Without the pictures, copy all of the data exactly.
[Available records — start]
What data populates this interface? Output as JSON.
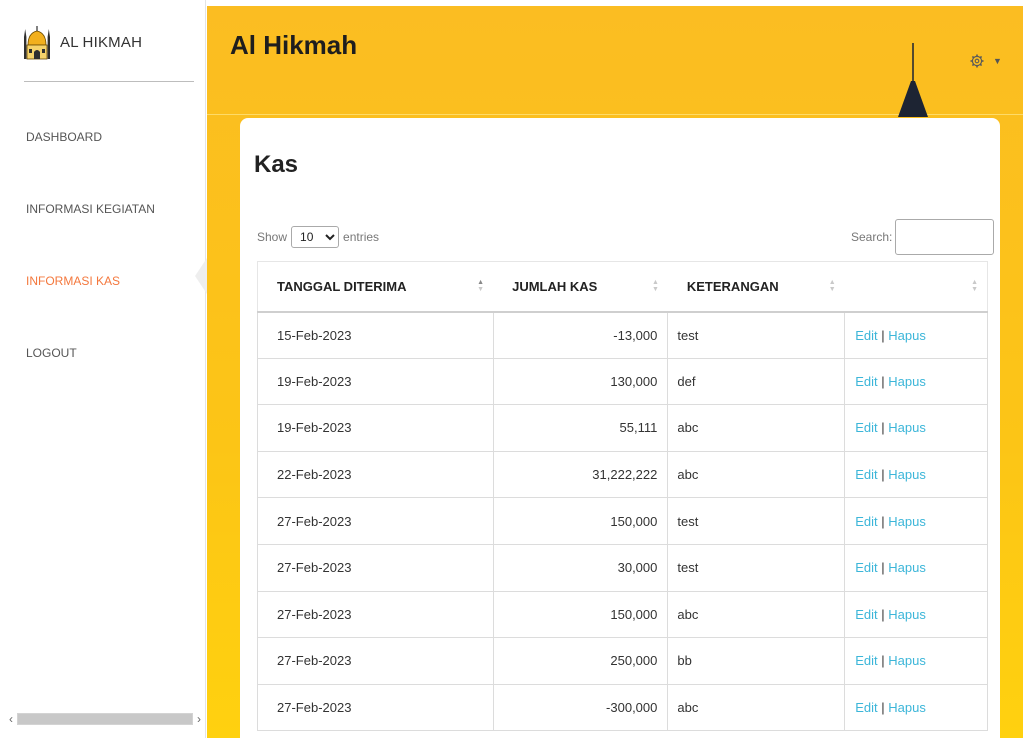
{
  "brand": {
    "name": "AL HIKMAH",
    "logo_icon": "mosque-icon"
  },
  "sidebar": {
    "items": [
      {
        "label": "DASHBOARD",
        "active": false
      },
      {
        "label": "INFORMASI KEGIATAN",
        "active": false
      },
      {
        "label": "INFORMASI KAS",
        "active": true
      },
      {
        "label": "LOGOUT",
        "active": false
      }
    ]
  },
  "header": {
    "title": "Al Hikmah",
    "settings_icon": "gear-icon",
    "dropdown_icon": "caret-down-icon"
  },
  "page": {
    "title": "Kas"
  },
  "datatable": {
    "length_prefix": "Show",
    "length_value": "10",
    "length_suffix": "entries",
    "search_label": "Search:",
    "search_value": ""
  },
  "table": {
    "columns": [
      "TANGGAL DITERIMA",
      "JUMLAH KAS",
      "KETERANGAN",
      ""
    ],
    "rows": [
      {
        "tanggal": "15-Feb-2023",
        "jumlah": "-13,000",
        "keterangan": "test"
      },
      {
        "tanggal": "19-Feb-2023",
        "jumlah": "130,000",
        "keterangan": "def"
      },
      {
        "tanggal": "19-Feb-2023",
        "jumlah": "55,111",
        "keterangan": "abc"
      },
      {
        "tanggal": "22-Feb-2023",
        "jumlah": "31,222,222",
        "keterangan": "abc"
      },
      {
        "tanggal": "27-Feb-2023",
        "jumlah": "150,000",
        "keterangan": "test"
      },
      {
        "tanggal": "27-Feb-2023",
        "jumlah": "30,000",
        "keterangan": "test"
      },
      {
        "tanggal": "27-Feb-2023",
        "jumlah": "150,000",
        "keterangan": "abc"
      },
      {
        "tanggal": "27-Feb-2023",
        "jumlah": "250,000",
        "keterangan": "bb"
      },
      {
        "tanggal": "27-Feb-2023",
        "jumlah": "-300,000",
        "keterangan": "abc"
      }
    ],
    "edit_label": "Edit",
    "separator": "|",
    "delete_label": "Hapus"
  },
  "colors": {
    "accent": "#fcc516",
    "active_nav": "#f4783d",
    "link": "#3cb6d9"
  }
}
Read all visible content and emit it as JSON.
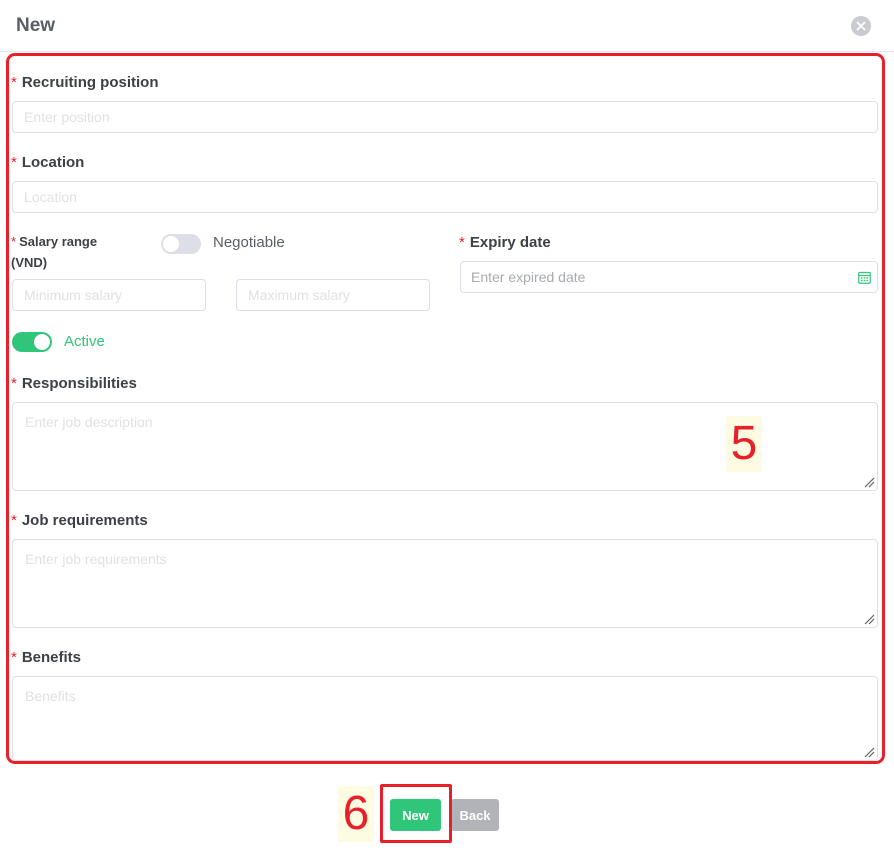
{
  "dialog": {
    "title": "New",
    "close_icon": "close-circle-icon"
  },
  "form": {
    "required_mark": "*",
    "position": {
      "label": "Recruiting position",
      "placeholder": "Enter position"
    },
    "location": {
      "label": "Location",
      "placeholder": "Location"
    },
    "salary": {
      "label_line1": "Salary range",
      "label_line2": "(VND)",
      "min_placeholder": "Minimum salary",
      "max_placeholder": "Maximum salary",
      "negotiable_label": "Negotiable",
      "negotiable_on": false
    },
    "expiry": {
      "label": "Expiry date",
      "placeholder": "Enter expired date",
      "icon": "calendar-icon"
    },
    "active": {
      "label": "Active",
      "on": true
    },
    "responsibilities": {
      "label": "Responsibilities",
      "placeholder": "Enter job description"
    },
    "requirements": {
      "label": "Job requirements",
      "placeholder": "Enter job requirements"
    },
    "benefits": {
      "label": "Benefits",
      "placeholder": "Benefits"
    }
  },
  "actions": {
    "new_label": "New",
    "back_label": "Back"
  },
  "annotations": {
    "form_number": "5",
    "button_number": "6",
    "color": "#e8202a"
  },
  "colors": {
    "accent": "#2fc67a",
    "required": "#e8202a",
    "secondary_button": "#b1b3b8"
  }
}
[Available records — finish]
## Expected answer
What data populates this interface? Output as JSON.
{
  "brand": {
    "name": "AL HIKMAH",
    "logo_icon": "mosque-icon"
  },
  "sidebar": {
    "items": [
      {
        "label": "DASHBOARD",
        "active": false
      },
      {
        "label": "INFORMASI KEGIATAN",
        "active": false
      },
      {
        "label": "INFORMASI KAS",
        "active": true
      },
      {
        "label": "LOGOUT",
        "active": false
      }
    ]
  },
  "header": {
    "title": "Al Hikmah",
    "settings_icon": "gear-icon",
    "dropdown_icon": "caret-down-icon"
  },
  "page": {
    "title": "Kas"
  },
  "datatable": {
    "length_prefix": "Show",
    "length_value": "10",
    "length_suffix": "entries",
    "search_label": "Search:",
    "search_value": ""
  },
  "table": {
    "columns": [
      "TANGGAL DITERIMA",
      "JUMLAH KAS",
      "KETERANGAN",
      ""
    ],
    "rows": [
      {
        "tanggal": "15-Feb-2023",
        "jumlah": "-13,000",
        "keterangan": "test"
      },
      {
        "tanggal": "19-Feb-2023",
        "jumlah": "130,000",
        "keterangan": "def"
      },
      {
        "tanggal": "19-Feb-2023",
        "jumlah": "55,111",
        "keterangan": "abc"
      },
      {
        "tanggal": "22-Feb-2023",
        "jumlah": "31,222,222",
        "keterangan": "abc"
      },
      {
        "tanggal": "27-Feb-2023",
        "jumlah": "150,000",
        "keterangan": "test"
      },
      {
        "tanggal": "27-Feb-2023",
        "jumlah": "30,000",
        "keterangan": "test"
      },
      {
        "tanggal": "27-Feb-2023",
        "jumlah": "150,000",
        "keterangan": "abc"
      },
      {
        "tanggal": "27-Feb-2023",
        "jumlah": "250,000",
        "keterangan": "bb"
      },
      {
        "tanggal": "27-Feb-2023",
        "jumlah": "-300,000",
        "keterangan": "abc"
      }
    ],
    "edit_label": "Edit",
    "separator": "|",
    "delete_label": "Hapus"
  },
  "colors": {
    "accent": "#fcc516",
    "active_nav": "#f4783d",
    "link": "#3cb6d9"
  }
}
Read all visible content and emit it as JSON.
{
  "dialog": {
    "title": "New",
    "close_icon": "close-circle-icon"
  },
  "form": {
    "required_mark": "*",
    "position": {
      "label": "Recruiting position",
      "placeholder": "Enter position"
    },
    "location": {
      "label": "Location",
      "placeholder": "Location"
    },
    "salary": {
      "label_line1": "Salary range",
      "label_line2": "(VND)",
      "min_placeholder": "Minimum salary",
      "max_placeholder": "Maximum salary",
      "negotiable_label": "Negotiable",
      "negotiable_on": false
    },
    "expiry": {
      "label": "Expiry date",
      "placeholder": "Enter expired date",
      "icon": "calendar-icon"
    },
    "active": {
      "label": "Active",
      "on": true
    },
    "responsibilities": {
      "label": "Responsibilities",
      "placeholder": "Enter job description"
    },
    "requirements": {
      "label": "Job requirements",
      "placeholder": "Enter job requirements"
    },
    "benefits": {
      "label": "Benefits",
      "placeholder": "Benefits"
    }
  },
  "actions": {
    "new_label": "New",
    "back_label": "Back"
  },
  "annotations": {
    "form_number": "5",
    "button_number": "6",
    "color": "#e8202a"
  },
  "colors": {
    "accent": "#2fc67a",
    "required": "#e8202a",
    "secondary_button": "#b1b3b8"
  }
}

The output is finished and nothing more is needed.